This post about new research presents work by Lyle, Kasongo, Moses and Yu recently published as an ERSA working paper. The focus is on developments in the South African labour market since the end of Apartheid.
Developments in the South African labour market since the end of Apartheid is a popular field of study. The labour market has played a significant role in shaping not only the economy, but the society as a whole. In the past it was used as a mechanism to separate the population along racial lines. Apartheid legislation limited the education of non-whites, thereby predetermining the occupations they could occupy (non-skilled and low paid jobs only).
Since 1994, a host of legislative changes have thankfully taken place. These changes have been aimed at redressing past wrongs and imbalances, by outlining the rights of labourers, providing a minimum standard of working conditions and, encouraging the employment of more non-white workers, thereby beginning to redress and reduce the social inequalities so inherent to South African society.
Many studies have considered the initial impacts of these new policies and the changes to the SA labour market immediately after the end of Apartheid (first 10 years), but this latest study has continued the analysis up to 2013. They claim that the biggest challenge to the SA labour market remains the persistently high levels of unemployment which continue to plague the SA economy.
There are a host of reasons given for this:
- An education system that produces a continued stream of insufficiently educated new workers. The effects of the 1953 Bantu Education Act have not been thoroughly redressed meaning that each year, a large number of unemployable youth enter the labour force.
- Wage rigidity due to new legislation aimed at providing workers more protection and rights. Minimum wages above a market clearing level means that employers are unable to employ all the labour they would wish to.
- Unrealistic reservation wages. Graduates expect to earn a high salary, and many individuals are reluctant to work if the income from labour does not exceed their monthly income from social grants (this is particularly the case amongst those who have many children or elderly individuals residing in their homes).
- A small informal sector with big barriers to entry. This means those who cannot find work in the formal sector, are also unable to do so in the informal sector due to a lack of infrastructure and poor access to credit markets.
- Slow job creation. The pace of job creation in the economy has not been quick enough to absorb all the new labour market participants, and has meant that unemployment continues to grow despite the growth in employment since 1994.
Long term labour market trends since 1994:

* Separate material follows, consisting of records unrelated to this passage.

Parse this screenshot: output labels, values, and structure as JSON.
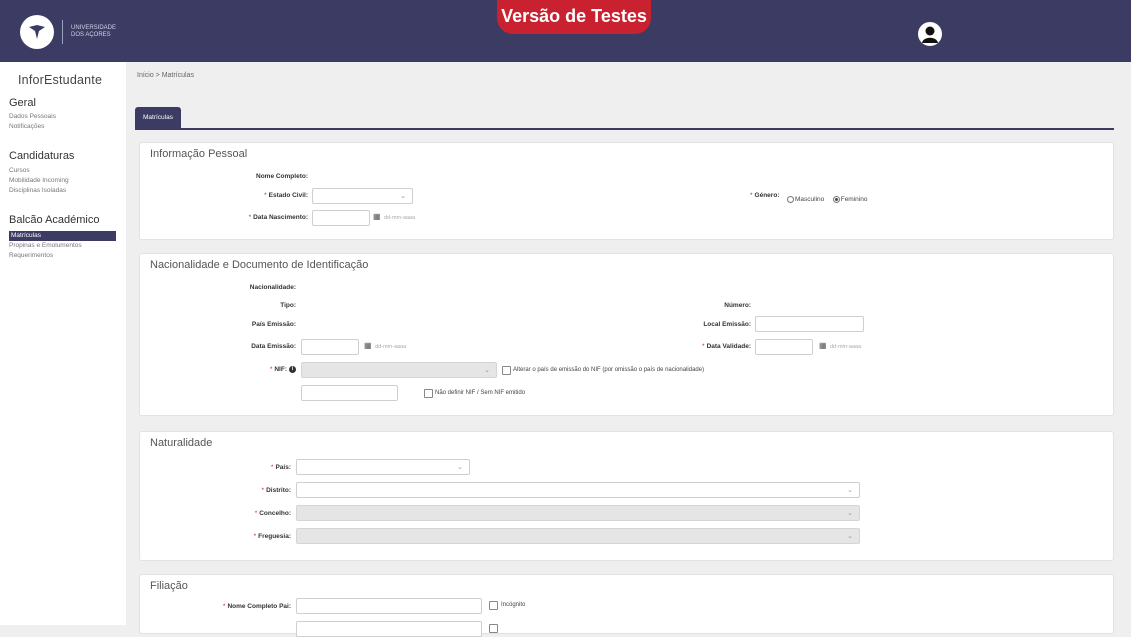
{
  "header": {
    "logo_text_line1": "Universidade",
    "logo_text_line2": "dos Açores",
    "banner": "Versão de Testes"
  },
  "sidebar": {
    "app_title": "InforEstudante",
    "sections": [
      {
        "title": "Geral",
        "items": [
          "Dados Pessoais",
          "Notificações"
        ]
      },
      {
        "title": "Candidaturas",
        "items": [
          "Cursos",
          "Mobilidade Incoming",
          "Disciplinas Isoladas"
        ]
      },
      {
        "title": "Balcão Académico",
        "items": [
          "Matrículas",
          "Propinas e Emolumentos",
          "Requerimentos"
        ]
      }
    ],
    "active_item": "Matrículas"
  },
  "breadcrumb": "Início > Matrículas",
  "tab": "Matrículas",
  "pessoal": {
    "title": "Informação Pessoal",
    "nome_label": "Nome Completo:",
    "estado_civil_label": "Estado Civil:",
    "data_nasc_label": "Data Nascimento:",
    "date_placeholder": "dd-mm-aaaa",
    "genero_label": "Género:",
    "genero_options": [
      "Masculino",
      "Feminino"
    ],
    "genero_selected": "Feminino"
  },
  "nacionalidade": {
    "title": "Nacionalidade e Documento de Identificação",
    "nacionalidade_label": "Nacionalidade:",
    "tipo_label": "Tipo:",
    "numero_label": "Número:",
    "pais_emissao_label": "País Emissão:",
    "local_emissao_label": "Local Emissão:",
    "data_emissao_label": "Data Emissão:",
    "data_validade_label": "Data Validade:",
    "date_placeholder": "dd-mm-aaaa",
    "nif_label": "NIF:",
    "alterar_pais_label": "Alterar o país de emissão do NIF (por omissão o país de nacionalidade)",
    "nao_definir_nif_label": "Não definir NIF / Sem NIF emitido"
  },
  "naturalidade": {
    "title": "Naturalidade",
    "pais_label": "País:",
    "distrito_label": "Distrito:",
    "concelho_label": "Concelho:",
    "freguesia_label": "Freguesia:"
  },
  "filiacao": {
    "title": "Filiação",
    "nome_pai_label": "Nome Completo Pai:",
    "incognito_label": "Incógnito"
  },
  "colors": {
    "navy": "#3b3b63",
    "banner_red": "#c9212f"
  }
}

- An increase in the labour force as more individuals chose to participate after 1994. Coupled with population growth, the labour force has grown to a broad total of 22 million in 2014.
- An increase in the number of employed persons, from approximately 9 million in 1995, to over 15 million in 2014.
- A persistently high unemployment rate – with the narrow definition growing from around 17% in 1995 to 25% in 2014.
Snapshots of the SA labour market:
- Labour force participation – Blacks account for the greatest share of the labour force (76%), with Gauteng and the Western province accounting for 46.4% of total labour force. There was a decline in the share of labour force members with no schooling, and 17% of the labour force now has some post-Matric qualification. The labour force size in urban areas has also more than doubled across the period (7.5 > 15.5 million).
Employment – More than 3.5 millions jobs have been created since 1994, with blacks now accounting for 73% of total employed, and whites only 13%. Black employment growth is attributed to their increased educational attaintment and affirmative action policies. This has also helped women to increase their share of employment from 39.1% to 43.9%. There were also significant declines in the employment shares of those who have no education (8.1% to 2.4%) and youth (11.8% to 8.7%) whilst those aged above 45 now account for 28.9% of the employed. This evidence reflects the increasing demand for skilled labour from employers, and also validates the government’s youth wage subsidy.
- Unemployment – Unemployment has increased by 2.8 million over two decades, with Blacks remaining as the highest share of the unemployed. There has been a decrease in rural unemployment, as workers move into urban areas, while youth unemployment has remained high, in excess of 49%. The unemployment rates between males and females also narrowed, whilst Whites and Coloureds’ unemployment rates remain the lowest, despite increasing since 1994. A key problem is the rise in long term unemployment – such that 71% of individuals under 24 have never worked before. This shows the need for active labour market policies to encourage and help youth find their first job.
The size of the labour force and labour force participation rates have increased since 1994.
- Slow employment growth has meant that unemployment has not been reduced, and social inequalities have not been significantly reduced or addressed.
- Race still plays a major role in employment and despite Affirmative Action and Black Economic Empowerment initiatives, there remain persistent disparities between Blacks and other races in South Africa.
- As a result of structural change in the SA economy, a move from primary sector to tertiary sector goods and services, there is an increased demand for skilled workers as the tertiary sector industries have grown. This may account for the increased employment likelihood of older individuals due to their accumulated experience and higher skill levels.
- The population has grown more educated and gender equality legislation has also had a positive impact on female employment and wages.